◆ Directions for this task: In the material below, find all lines with the string "glyph" and copy them.

◆ Information given:
+===+

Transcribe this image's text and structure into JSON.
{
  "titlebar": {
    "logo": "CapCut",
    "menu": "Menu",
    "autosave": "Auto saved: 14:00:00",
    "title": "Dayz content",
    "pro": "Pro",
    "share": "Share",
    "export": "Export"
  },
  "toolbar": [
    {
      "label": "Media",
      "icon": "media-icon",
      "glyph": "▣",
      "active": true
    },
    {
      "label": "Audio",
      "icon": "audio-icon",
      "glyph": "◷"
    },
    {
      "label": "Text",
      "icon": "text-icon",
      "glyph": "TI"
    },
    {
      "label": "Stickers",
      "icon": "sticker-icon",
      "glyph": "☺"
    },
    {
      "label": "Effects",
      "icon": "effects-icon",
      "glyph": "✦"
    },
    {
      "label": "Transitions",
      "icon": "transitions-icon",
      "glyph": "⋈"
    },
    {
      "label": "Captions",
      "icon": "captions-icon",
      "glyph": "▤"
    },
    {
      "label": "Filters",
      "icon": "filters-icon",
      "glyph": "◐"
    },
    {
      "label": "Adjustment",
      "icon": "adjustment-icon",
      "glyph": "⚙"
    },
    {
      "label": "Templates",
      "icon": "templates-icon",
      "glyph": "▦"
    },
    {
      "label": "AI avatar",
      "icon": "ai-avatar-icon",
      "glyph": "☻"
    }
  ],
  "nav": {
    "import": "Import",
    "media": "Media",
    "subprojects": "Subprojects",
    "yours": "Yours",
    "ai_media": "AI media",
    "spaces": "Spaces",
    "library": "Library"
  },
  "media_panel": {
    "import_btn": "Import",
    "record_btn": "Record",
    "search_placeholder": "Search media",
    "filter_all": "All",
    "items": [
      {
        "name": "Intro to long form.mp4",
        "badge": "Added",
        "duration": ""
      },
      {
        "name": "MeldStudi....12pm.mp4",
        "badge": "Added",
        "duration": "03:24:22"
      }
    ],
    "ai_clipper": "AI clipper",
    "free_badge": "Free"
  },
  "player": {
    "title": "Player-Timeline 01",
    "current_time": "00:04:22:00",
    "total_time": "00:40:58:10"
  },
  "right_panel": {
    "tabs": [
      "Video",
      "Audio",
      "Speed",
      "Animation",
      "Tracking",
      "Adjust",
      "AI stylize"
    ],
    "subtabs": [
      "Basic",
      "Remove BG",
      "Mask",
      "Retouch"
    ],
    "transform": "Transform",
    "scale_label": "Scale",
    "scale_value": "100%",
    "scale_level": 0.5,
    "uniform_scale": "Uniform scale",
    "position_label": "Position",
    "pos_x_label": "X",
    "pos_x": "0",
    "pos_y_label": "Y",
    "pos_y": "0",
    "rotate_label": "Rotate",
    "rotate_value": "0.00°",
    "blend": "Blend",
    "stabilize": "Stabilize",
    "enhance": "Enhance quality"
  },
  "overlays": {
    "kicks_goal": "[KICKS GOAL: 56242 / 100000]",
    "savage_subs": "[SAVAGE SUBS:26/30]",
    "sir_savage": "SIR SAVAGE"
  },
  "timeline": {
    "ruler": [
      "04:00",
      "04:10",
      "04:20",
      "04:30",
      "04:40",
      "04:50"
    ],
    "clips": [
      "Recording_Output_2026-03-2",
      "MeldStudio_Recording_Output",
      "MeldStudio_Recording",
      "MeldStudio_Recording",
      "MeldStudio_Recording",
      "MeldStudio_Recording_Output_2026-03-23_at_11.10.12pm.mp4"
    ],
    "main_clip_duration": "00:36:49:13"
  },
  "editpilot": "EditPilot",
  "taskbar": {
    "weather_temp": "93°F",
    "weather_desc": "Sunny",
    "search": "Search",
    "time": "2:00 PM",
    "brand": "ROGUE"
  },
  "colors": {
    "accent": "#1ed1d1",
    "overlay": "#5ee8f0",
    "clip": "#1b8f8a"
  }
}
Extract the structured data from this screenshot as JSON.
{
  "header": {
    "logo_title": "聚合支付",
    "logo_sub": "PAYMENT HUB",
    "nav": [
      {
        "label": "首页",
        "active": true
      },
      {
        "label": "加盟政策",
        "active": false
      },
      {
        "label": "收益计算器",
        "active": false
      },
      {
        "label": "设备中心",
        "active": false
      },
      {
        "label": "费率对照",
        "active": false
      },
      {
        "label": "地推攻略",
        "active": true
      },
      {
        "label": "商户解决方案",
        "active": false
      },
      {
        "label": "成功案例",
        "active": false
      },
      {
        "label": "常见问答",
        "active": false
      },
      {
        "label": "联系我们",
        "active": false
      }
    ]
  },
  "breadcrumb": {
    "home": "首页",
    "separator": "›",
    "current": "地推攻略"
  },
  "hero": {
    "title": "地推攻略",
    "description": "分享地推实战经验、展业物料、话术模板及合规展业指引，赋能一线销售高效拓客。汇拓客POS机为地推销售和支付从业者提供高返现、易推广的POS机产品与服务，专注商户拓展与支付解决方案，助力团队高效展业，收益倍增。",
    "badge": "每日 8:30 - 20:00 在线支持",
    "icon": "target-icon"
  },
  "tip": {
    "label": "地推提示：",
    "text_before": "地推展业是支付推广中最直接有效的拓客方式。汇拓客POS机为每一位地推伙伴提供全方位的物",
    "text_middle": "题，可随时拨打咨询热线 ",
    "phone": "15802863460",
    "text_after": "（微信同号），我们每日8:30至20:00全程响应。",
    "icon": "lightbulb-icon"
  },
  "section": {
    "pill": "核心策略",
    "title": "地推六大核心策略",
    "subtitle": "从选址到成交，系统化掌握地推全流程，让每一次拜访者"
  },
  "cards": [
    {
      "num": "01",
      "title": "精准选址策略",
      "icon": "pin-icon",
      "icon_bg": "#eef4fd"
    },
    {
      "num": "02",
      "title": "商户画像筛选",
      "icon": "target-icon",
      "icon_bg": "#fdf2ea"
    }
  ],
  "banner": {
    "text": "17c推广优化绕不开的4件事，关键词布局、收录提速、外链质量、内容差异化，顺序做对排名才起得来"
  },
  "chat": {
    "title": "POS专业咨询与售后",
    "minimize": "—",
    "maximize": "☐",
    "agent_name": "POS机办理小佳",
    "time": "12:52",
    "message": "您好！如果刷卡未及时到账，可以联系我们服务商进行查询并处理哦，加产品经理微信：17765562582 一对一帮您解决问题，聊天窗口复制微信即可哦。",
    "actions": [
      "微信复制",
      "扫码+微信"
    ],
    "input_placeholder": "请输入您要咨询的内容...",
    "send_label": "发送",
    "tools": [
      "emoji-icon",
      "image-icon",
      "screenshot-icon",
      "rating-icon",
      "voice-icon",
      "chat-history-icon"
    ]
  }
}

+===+

◆ Written solution:
      "glyph": "▣",
      "glyph": "◷"
      "glyph": "TI"
      "glyph": "☺"
      "glyph": "✦"
      "glyph": "⋈"
      "glyph": "▤"
      "glyph": "◐"
      "glyph": "⚙"
      "glyph": "▦"
      "glyph": "☻"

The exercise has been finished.